  1. PayNow or transfer to someone else’s bank account
  2. Check your balance
  3. Scan and pay the QR

The rest like bills, GIRO, standing instructions… you would probably be more comfortable using a big screen like the computer.

Their banking app is built on one of the fastest tech stacks

If you didn’t know, UOB is built with Silverlake Axis, a Malaysian fintech company that has deep expertise in mobile banking.

Compare this to the likes of DBS, where it’s almost a running joke that it’s not if, but when their banking systems break down.

Conversations with other computer engineers at DBS have revealed that often, their stacks are built on a mix of legacy and new systems, which results in compatibility issues, that result in their systems being more like a hodgepodge of different systems, than a well thought through strategy.

So much for being the “Best Bank in the World”.

Faster queues at ATMs

Sick of long queues? Stop using DBS then.
Sick of long queues? Stop using DBS then.

And if you’ve ever withdrawn money, you would have seen the many long queues at DBS ATMs.

That’s a thing of the past with the UOB Debit Cards.

You even get to cross share the use of OCBC banks.

It means you get your cash faster.

You can’t really get nice splits in spending categories

Perhaps one pain point is that you won’t get neat and tidy categorisation of your spending. Instead, if you’re familiar with the envelope budgeting method (where you assign an amount to each category such as Food every month), it won’t be that neat over UOB’s banking interface.

All you will get to download is an Excel spreadsheet listing all the transactions, and how much you’ve spent for each transaction.

You would have to manually sort them.

But it’s alright.

The UOB One Debit Card is still worth using, for its generous cashback, low minimum balance, and most importantly, its faster loading time.

Who wants to waste time queuing and waiting anyway?

I mean – DBS said ‘Live More, Bank Less’, and promptly hit customers with two shutdowns of its network. 

It might be worth exploring a bank that talks less, and lets you actually bank – when you need to.

Reliability with UOB, is understated. That’s why I’ve banked with them, since um… forever.

You might want to, too.

 


Tags
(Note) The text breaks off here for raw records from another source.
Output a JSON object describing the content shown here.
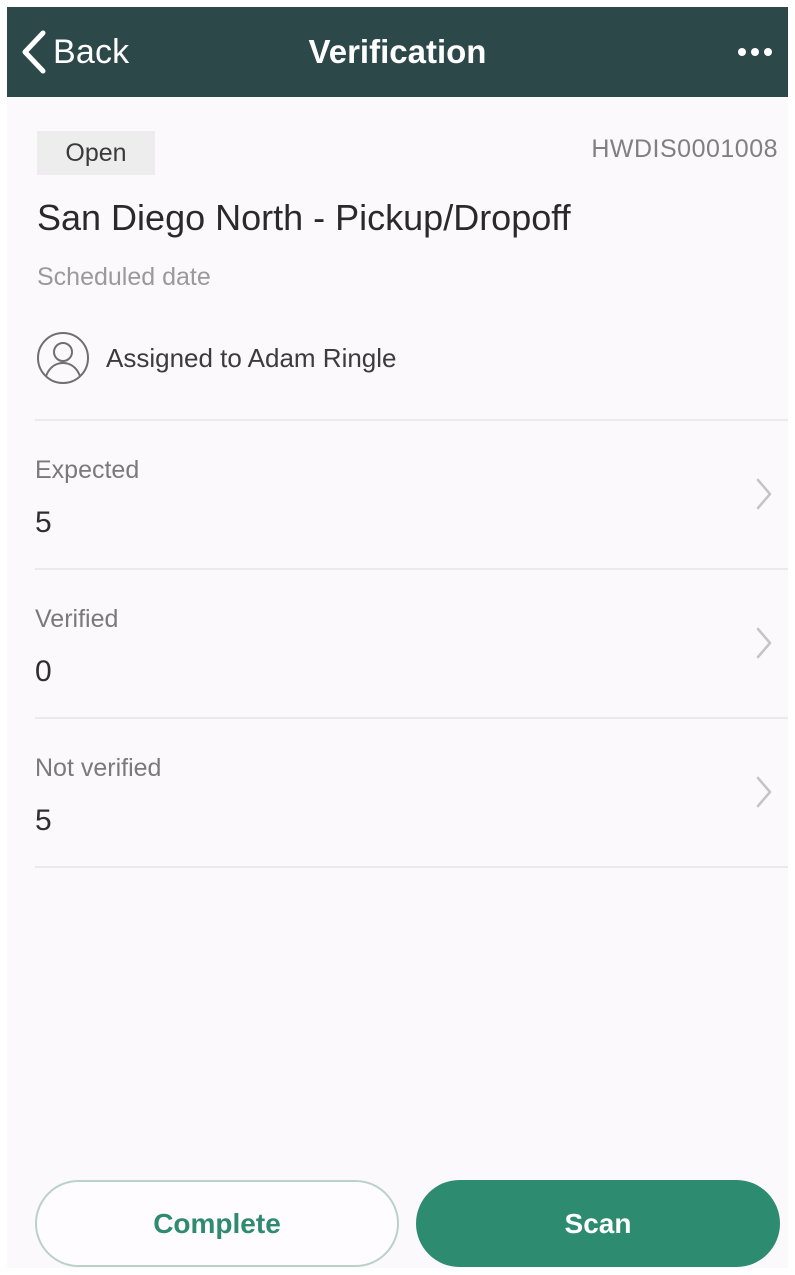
{
  "navbar": {
    "back_label": "Back",
    "title": "Verification",
    "more_icon": "more-horizontal-icon"
  },
  "header": {
    "status": "Open",
    "id": "HWDIS0001008",
    "title": "San Diego North - Pickup/Dropoff",
    "scheduled_label": "Scheduled date",
    "assigned_label": "Assigned to Adam Ringle",
    "avatar_icon": "user-circle-icon"
  },
  "stats": [
    {
      "label": "Expected",
      "value": "5"
    },
    {
      "label": "Verified",
      "value": "0"
    },
    {
      "label": "Not verified",
      "value": "5"
    }
  ],
  "actions": {
    "complete_label": "Complete",
    "scan_label": "Scan"
  },
  "colors": {
    "navbar": "#2d4849",
    "accent": "#2d8b70",
    "background": "#fcf9fc"
  }
}
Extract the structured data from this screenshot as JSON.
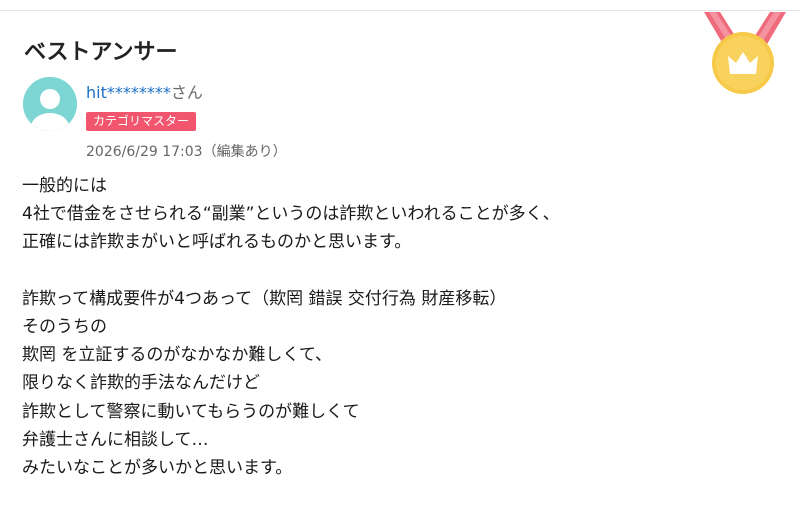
{
  "answer": {
    "section_title": "ベストアンサー",
    "user": {
      "name": "hit********",
      "honorific": "さん",
      "badge": "カテゴリマスター"
    },
    "date": "2026/6/29 17:03（編集あり）",
    "body_lines": [
      "一般的には",
      "4社で借金をさせられる“副業”というのは詐欺といわれることが多く、",
      "正確には詐欺まがいと呼ばれるものかと思います。",
      "",
      "詐欺って構成要件が4つあって（欺罔 錯誤 交付行為 財産移転）",
      "そのうちの",
      "欺罔 を立証するのがなかなか難しくて、",
      "限りなく詐欺的手法なんだけど",
      "詐欺として警察に動いてもらうのが難しくて",
      "弁護士さんに相談して…",
      "みたいなことが多いかと思います。"
    ]
  },
  "colors": {
    "link": "#1a6fc9",
    "badge_bg": "#f2566e",
    "avatar": "#7ed6d4",
    "medal_gold": "#f7c948",
    "medal_ribbon": "#ef6b7b"
  },
  "icons": {
    "medal": "gold-medal-crown-icon",
    "avatar": "default-user-avatar-icon"
  }
}
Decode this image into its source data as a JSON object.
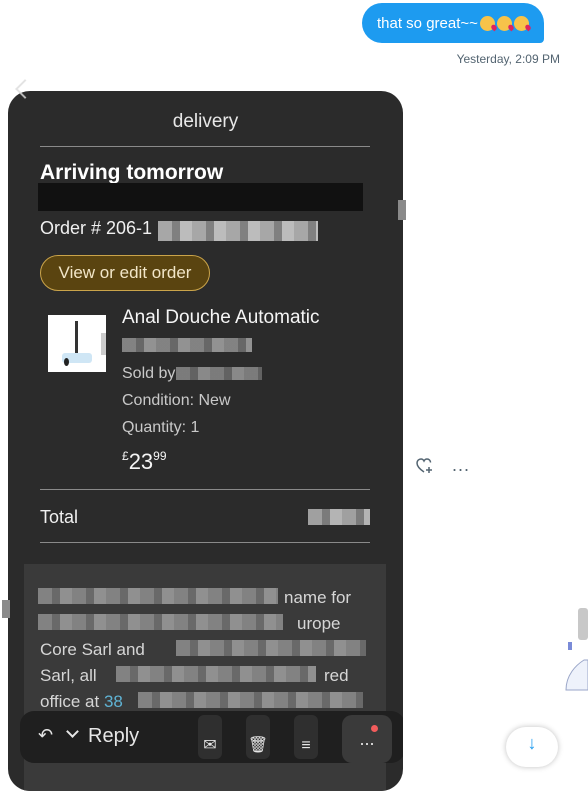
{
  "message": {
    "text": "that so great~~",
    "emoji": [
      "kissing-face-icon",
      "kissing-face-icon",
      "kissing-face-icon"
    ],
    "timestamp": "Yesterday, 2:09 PM"
  },
  "screenshot": {
    "header_title": "delivery",
    "heading": "Arriving tomorrow",
    "order_label": "Order # 206-1",
    "edit_button": "View or edit order",
    "product": {
      "name": "Anal Douche Automatic",
      "sold_by": "Sold by",
      "condition": "Condition: New",
      "quantity": "Quantity: 1",
      "price_currency": "£",
      "price_main": "23",
      "price_cents": "99"
    },
    "total_label": "Total",
    "legal": {
      "line1": "name for",
      "line2": "urope",
      "line3": "Core Sarl and",
      "line4": "Sarl, all",
      "line4b": "red",
      "line5": "office at",
      "line5_link": "38"
    },
    "toolbar": {
      "reply": "Reply",
      "more": "..."
    }
  },
  "actions": {
    "react": "heart-plus-icon",
    "more": "...",
    "scroll_down": "↓"
  }
}
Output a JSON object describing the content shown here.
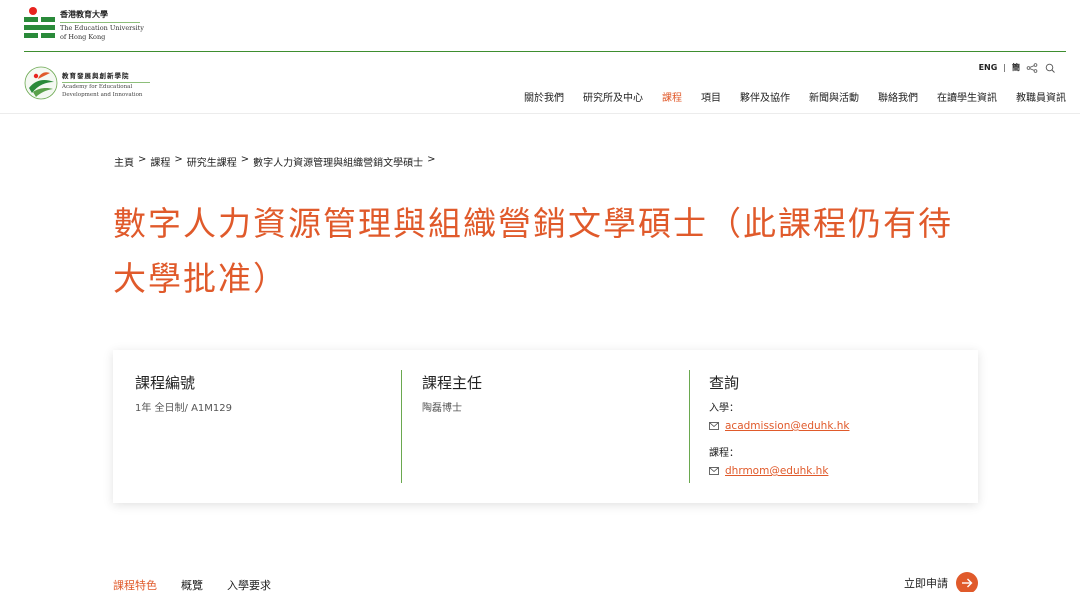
{
  "university": {
    "name_zh": "香港教育大學",
    "name_en_line1": "The Education University",
    "name_en_line2": "of Hong Kong"
  },
  "academy": {
    "name_zh": "教育發展與創新學院",
    "name_en_line1": "Academy for Educational",
    "name_en_line2": "Development and Innovation"
  },
  "utils": {
    "lang_eng": "ENG",
    "separator": "|",
    "lang_simplified": "簡"
  },
  "nav": {
    "items": [
      {
        "label": "關於我們"
      },
      {
        "label": "研究所及中心"
      },
      {
        "label": "課程"
      },
      {
        "label": "項目"
      },
      {
        "label": "夥伴及協作"
      },
      {
        "label": "新聞與活動"
      },
      {
        "label": "聯絡我們"
      },
      {
        "label": "在讀學生資訊"
      },
      {
        "label": "教職員資訊"
      }
    ],
    "active_index": 2
  },
  "breadcrumb": {
    "items": [
      "主頁",
      "課程",
      "研究生課程",
      "數字人力資源管理與組織營銷文學碩士"
    ],
    "separator": ">"
  },
  "page_title": "數字人力資源管理與組織營銷文學碩士（此課程仍有待大學批准）",
  "card": {
    "code": {
      "heading": "課程編號",
      "value": "1年 全日制/ A1M129"
    },
    "director": {
      "heading": "課程主任",
      "value": "陶磊博士"
    },
    "enquiry": {
      "heading": "查詢",
      "admission_label": "入學：",
      "admission_email": "acadmission@eduhk.hk",
      "programme_label": "課程：",
      "programme_email": "dhrmom@eduhk.hk"
    }
  },
  "tabs": {
    "items": [
      {
        "label": "課程特色"
      },
      {
        "label": "概覽"
      },
      {
        "label": "入學要求"
      }
    ],
    "active_index": 0
  },
  "apply_label": "立即申請",
  "colors": {
    "accent": "#e05a2b",
    "green": "#3e8e2f"
  }
}
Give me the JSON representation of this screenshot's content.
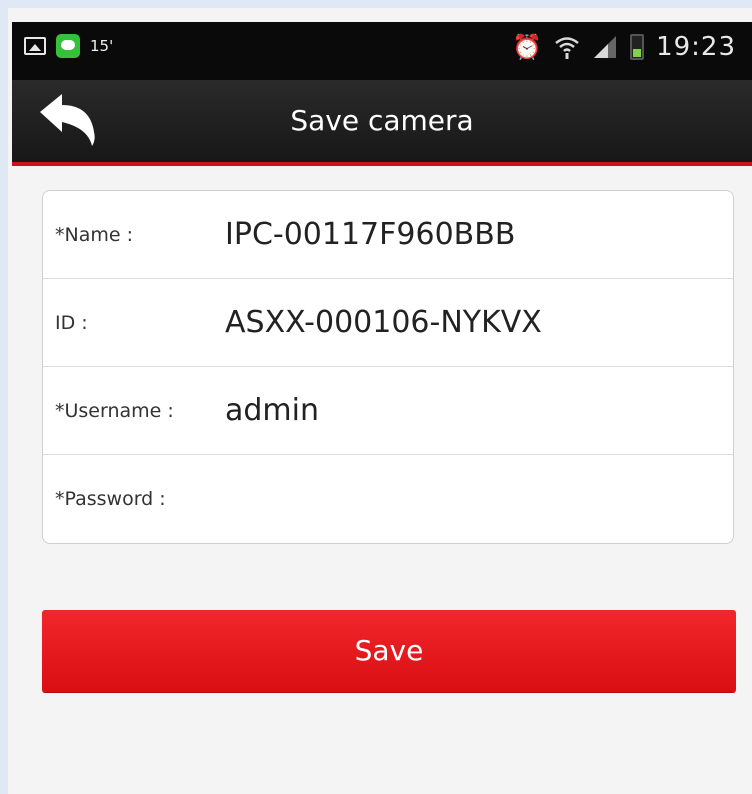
{
  "status_bar": {
    "temperature": "15'",
    "time": "19:23",
    "icons": [
      "image-icon",
      "line-app-icon",
      "alarm-icon",
      "wifi-icon",
      "signal-icon",
      "battery-icon"
    ],
    "battery_color": "#7fd34a"
  },
  "header": {
    "title": "Save camera",
    "back_icon": "back-arrow-icon",
    "accent_color": "#d0111c"
  },
  "form": {
    "fields": [
      {
        "label": "*Name :",
        "value": "IPC-00117F960BBB"
      },
      {
        "label": "ID :",
        "value": "ASXX-000106-NYKVX"
      },
      {
        "label": "*Username :",
        "value": "admin"
      },
      {
        "label": "*Password :",
        "value": ""
      }
    ]
  },
  "actions": {
    "save_label": "Save",
    "save_color": "#e8181c"
  }
}
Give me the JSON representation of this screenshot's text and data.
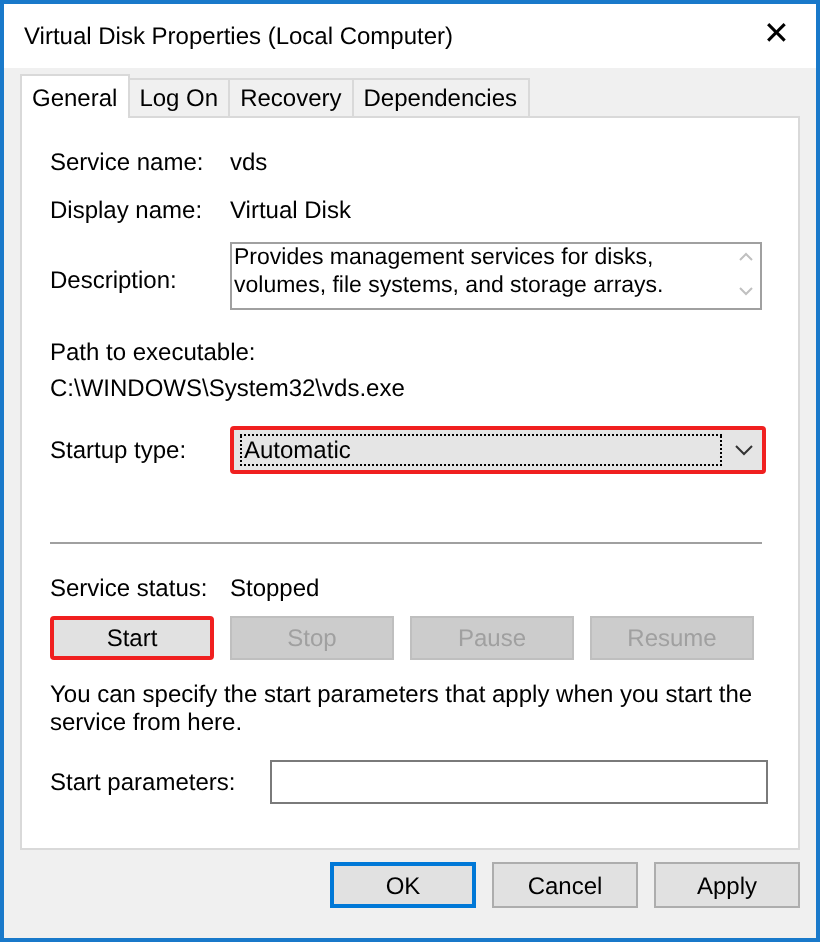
{
  "window": {
    "title": "Virtual Disk Properties (Local Computer)",
    "close": "✕"
  },
  "tabs": [
    {
      "label": "General",
      "selected": true
    },
    {
      "label": "Log On",
      "selected": false
    },
    {
      "label": "Recovery",
      "selected": false
    },
    {
      "label": "Dependencies",
      "selected": false
    }
  ],
  "fields": [
    {
      "label": "Service name:",
      "value": "vds"
    },
    {
      "label": "Display name:",
      "value": "Virtual Disk"
    }
  ],
  "description": {
    "label": "Description:",
    "value": "Provides management services for disks, volumes, file systems, and storage arrays."
  },
  "path": {
    "label": "Path to executable:",
    "value": "C:\\WINDOWS\\System32\\vds.exe"
  },
  "startup_type": {
    "label": "Startup type:",
    "value": "Automatic",
    "highlighted": true
  },
  "service_status": {
    "label": "Service status:",
    "value": "Stopped"
  },
  "service_buttons": [
    {
      "label": "Start",
      "disabled": false,
      "highlighted": true
    },
    {
      "label": "Stop",
      "disabled": true,
      "highlighted": false
    },
    {
      "label": "Pause",
      "disabled": true,
      "highlighted": false
    },
    {
      "label": "Resume",
      "disabled": true,
      "highlighted": false
    }
  ],
  "hint": "You can specify the start parameters that apply when you start the service from here.",
  "start_parameters": {
    "label": "Start parameters:"
  },
  "dialog_buttons": [
    {
      "label": "OK",
      "default": true
    },
    {
      "label": "Cancel",
      "default": false
    },
    {
      "label": "Apply",
      "default": false
    }
  ]
}
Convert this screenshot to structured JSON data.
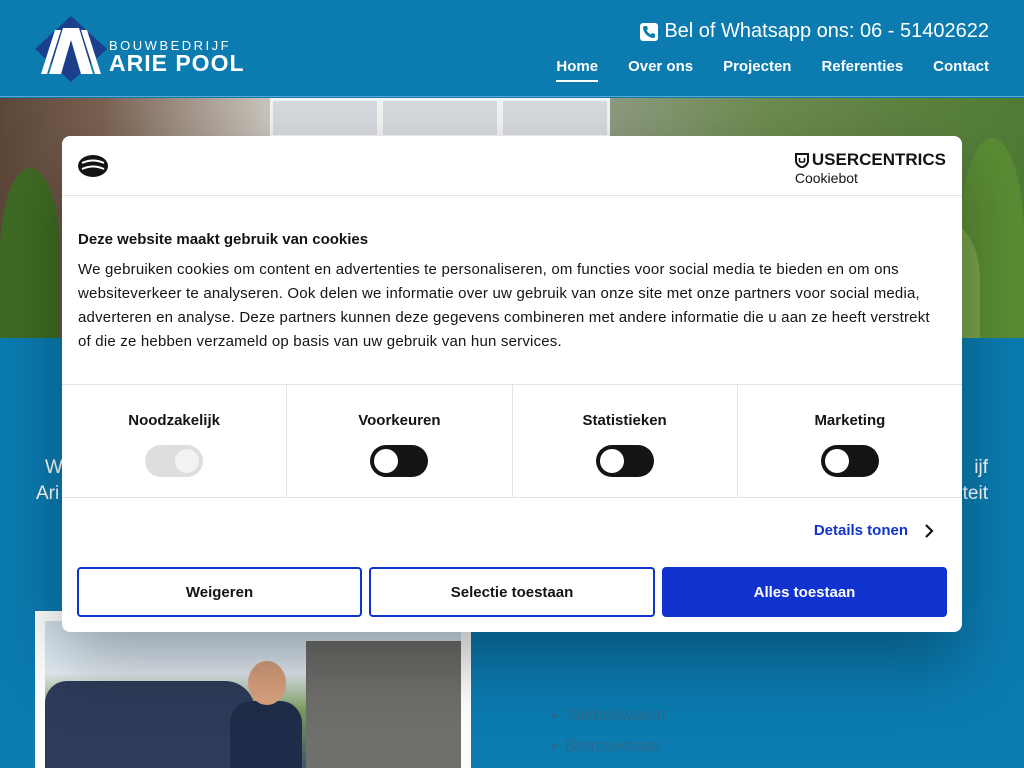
{
  "brand": {
    "sub": "BOUWBEDRIJF",
    "name": "ARIE POOL"
  },
  "header": {
    "phone_text": "Bel of Whatsapp ons: 06 - 51402622",
    "nav": [
      {
        "label": "Home",
        "active": true
      },
      {
        "label": "Over ons",
        "active": false
      },
      {
        "label": "Projecten",
        "active": false
      },
      {
        "label": "Referenties",
        "active": false
      },
      {
        "label": "Contact",
        "active": false
      }
    ]
  },
  "background_text": {
    "left_line1": "W",
    "left_line2": "Ari",
    "right_line1": "ijf",
    "right_line2": "teit"
  },
  "features": [
    "Vakbekwaam",
    "Betrouwbaar"
  ],
  "cookie_dialog": {
    "provider_top": "USERCENTRICS",
    "provider_bottom": "Cookiebot",
    "title": "Deze website maakt gebruik van cookies",
    "body": "We gebruiken cookies om content en advertenties te personaliseren, om functies voor social media te bieden en om ons websiteverkeer te analyseren. Ook delen we informatie over uw gebruik van onze site met onze partners voor social media, adverteren en analyse. Deze partners kunnen deze gegevens combineren met andere informatie die u aan ze heeft verstrekt of die ze hebben verzameld op basis van uw gebruik van hun services.",
    "toggles": [
      {
        "label": "Noodzakelijk",
        "checked": true,
        "disabled": true
      },
      {
        "label": "Voorkeuren",
        "checked": false,
        "disabled": false
      },
      {
        "label": "Statistieken",
        "checked": false,
        "disabled": false
      },
      {
        "label": "Marketing",
        "checked": false,
        "disabled": false
      }
    ],
    "details_label": "Details tonen",
    "buttons": {
      "deny": "Weigeren",
      "selection": "Selectie toestaan",
      "allow_all": "Alles toestaan"
    }
  },
  "colors": {
    "site_blue": "#0b7bb0",
    "accent_blue": "#1032cf"
  }
}
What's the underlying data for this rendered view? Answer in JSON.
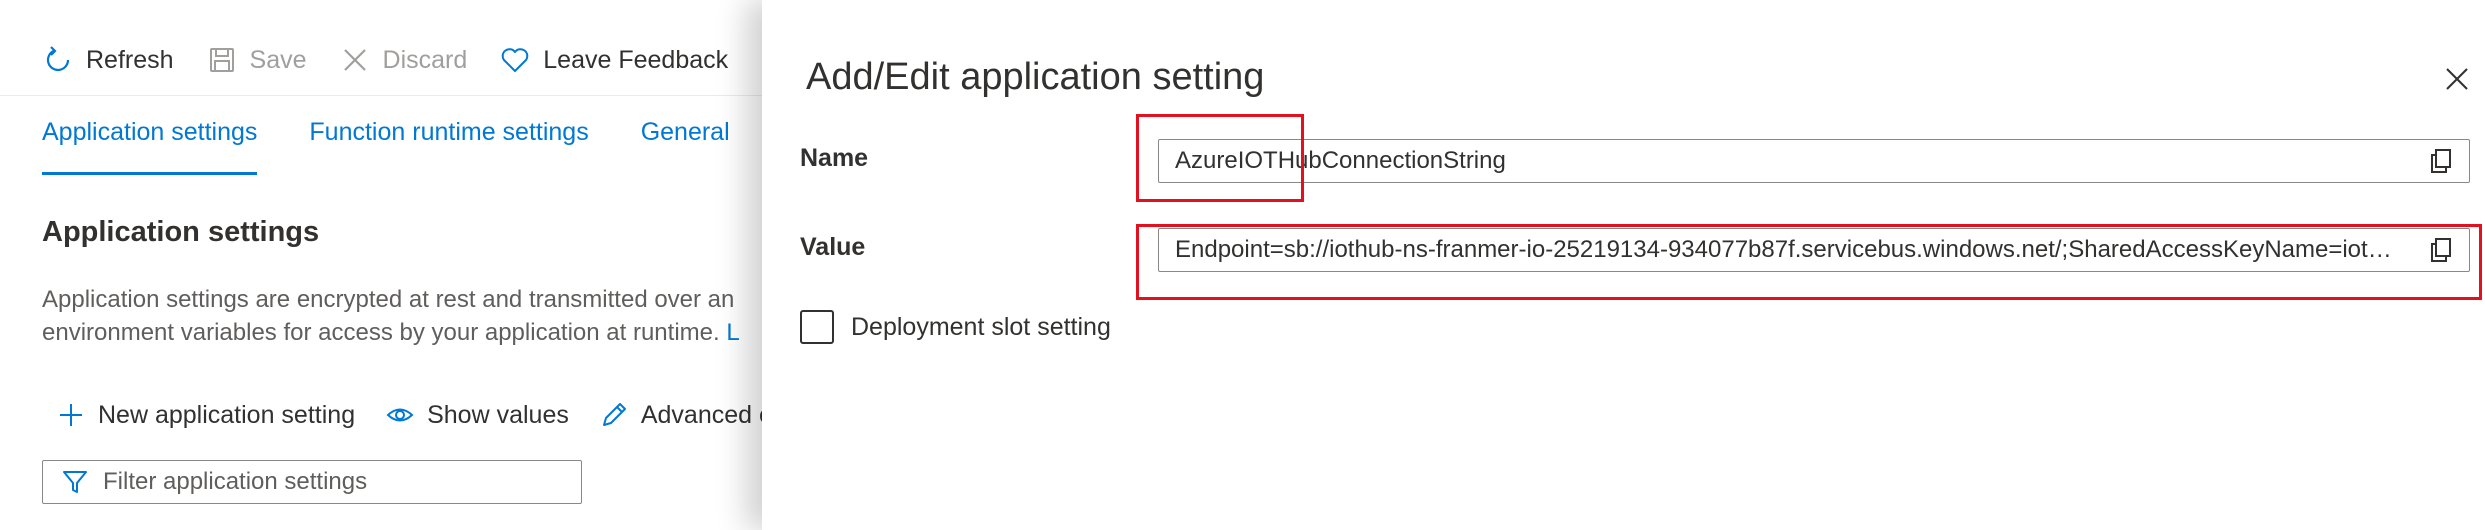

You may also like

{"email":"Email address invalid","url":"Website address invalid","required":"Required field missing"}

Get in touch

Name*
Email*
Message
0 of 350
Optimized by Optimole
>